- _Aim of the task_
Repeat the records below verbatim, and do not copy their pictures.

- _Records provided_
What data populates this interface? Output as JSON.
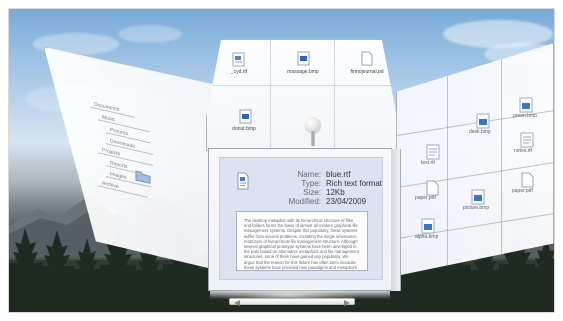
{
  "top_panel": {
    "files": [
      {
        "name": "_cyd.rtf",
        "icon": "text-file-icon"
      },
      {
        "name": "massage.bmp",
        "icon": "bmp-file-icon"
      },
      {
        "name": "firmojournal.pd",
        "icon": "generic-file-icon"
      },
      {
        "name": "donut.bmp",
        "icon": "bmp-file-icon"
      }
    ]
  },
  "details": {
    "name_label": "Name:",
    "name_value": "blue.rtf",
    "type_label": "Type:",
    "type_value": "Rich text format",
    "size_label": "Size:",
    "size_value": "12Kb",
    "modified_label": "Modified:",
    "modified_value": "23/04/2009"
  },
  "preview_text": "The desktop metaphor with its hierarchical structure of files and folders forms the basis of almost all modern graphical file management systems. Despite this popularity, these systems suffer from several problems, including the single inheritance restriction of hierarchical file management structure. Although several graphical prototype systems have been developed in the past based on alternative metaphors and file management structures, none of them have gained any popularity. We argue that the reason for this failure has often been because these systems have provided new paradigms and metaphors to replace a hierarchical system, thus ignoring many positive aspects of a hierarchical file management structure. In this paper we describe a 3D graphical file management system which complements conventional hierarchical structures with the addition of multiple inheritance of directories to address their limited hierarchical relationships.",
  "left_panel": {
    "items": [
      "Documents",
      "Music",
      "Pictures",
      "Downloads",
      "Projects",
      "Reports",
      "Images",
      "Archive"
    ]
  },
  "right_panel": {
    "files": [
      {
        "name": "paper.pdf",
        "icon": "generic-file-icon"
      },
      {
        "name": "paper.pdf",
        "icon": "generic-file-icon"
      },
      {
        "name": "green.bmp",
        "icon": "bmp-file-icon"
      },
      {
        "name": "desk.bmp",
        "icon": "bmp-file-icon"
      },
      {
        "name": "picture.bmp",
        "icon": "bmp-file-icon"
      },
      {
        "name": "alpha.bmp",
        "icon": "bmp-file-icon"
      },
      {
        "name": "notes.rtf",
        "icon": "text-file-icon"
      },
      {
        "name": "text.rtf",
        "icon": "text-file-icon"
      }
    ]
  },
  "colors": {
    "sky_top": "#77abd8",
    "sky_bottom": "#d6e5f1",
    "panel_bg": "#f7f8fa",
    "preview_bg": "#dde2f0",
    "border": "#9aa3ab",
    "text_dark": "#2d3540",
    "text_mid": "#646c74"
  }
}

- _Response for this exercise_
What data populates this interface? Output as JSON.
{
  "top_panel": {
    "files": [
      {
        "name": "_cyd.rtf",
        "icon": "text-file-icon"
      },
      {
        "name": "massage.bmp",
        "icon": "bmp-file-icon"
      },
      {
        "name": "firmojournal.pd",
        "icon": "generic-file-icon"
      },
      {
        "name": "donut.bmp",
        "icon": "bmp-file-icon"
      }
    ]
  },
  "details": {
    "name_label": "Name:",
    "name_value": "blue.rtf",
    "type_label": "Type:",
    "type_value": "Rich text format",
    "size_label": "Size:",
    "size_value": "12Kb",
    "modified_label": "Modified:",
    "modified_value": "23/04/2009"
  },
  "preview_text": "The desktop metaphor with its hierarchical structure of files and folders forms the basis of almost all modern graphical file management systems. Despite this popularity, these systems suffer from several problems, including the single inheritance restriction of hierarchical file management structure. Although several graphical prototype systems have been developed in the past based on alternative metaphors and file management structures, none of them have gained any popularity. We argue that the reason for this failure has often been because these systems have provided new paradigms and metaphors to replace a hierarchical system, thus ignoring many positive aspects of a hierarchical file management structure. In this paper we describe a 3D graphical file management system which complements conventional hierarchical structures with the addition of multiple inheritance of directories to address their limited hierarchical relationships.",
  "left_panel": {
    "items": [
      "Documents",
      "Music",
      "Pictures",
      "Downloads",
      "Projects",
      "Reports",
      "Images",
      "Archive"
    ]
  },
  "right_panel": {
    "files": [
      {
        "name": "paper.pdf",
        "icon": "generic-file-icon"
      },
      {
        "name": "paper.pdf",
        "icon": "generic-file-icon"
      },
      {
        "name": "green.bmp",
        "icon": "bmp-file-icon"
      },
      {
        "name": "desk.bmp",
        "icon": "bmp-file-icon"
      },
      {
        "name": "picture.bmp",
        "icon": "bmp-file-icon"
      },
      {
        "name": "alpha.bmp",
        "icon": "bmp-file-icon"
      },
      {
        "name": "notes.rtf",
        "icon": "text-file-icon"
      },
      {
        "name": "text.rtf",
        "icon": "text-file-icon"
      }
    ]
  },
  "colors": {
    "sky_top": "#77abd8",
    "sky_bottom": "#d6e5f1",
    "panel_bg": "#f7f8fa",
    "preview_bg": "#dde2f0",
    "border": "#9aa3ab",
    "text_dark": "#2d3540",
    "text_mid": "#646c74"
  }
}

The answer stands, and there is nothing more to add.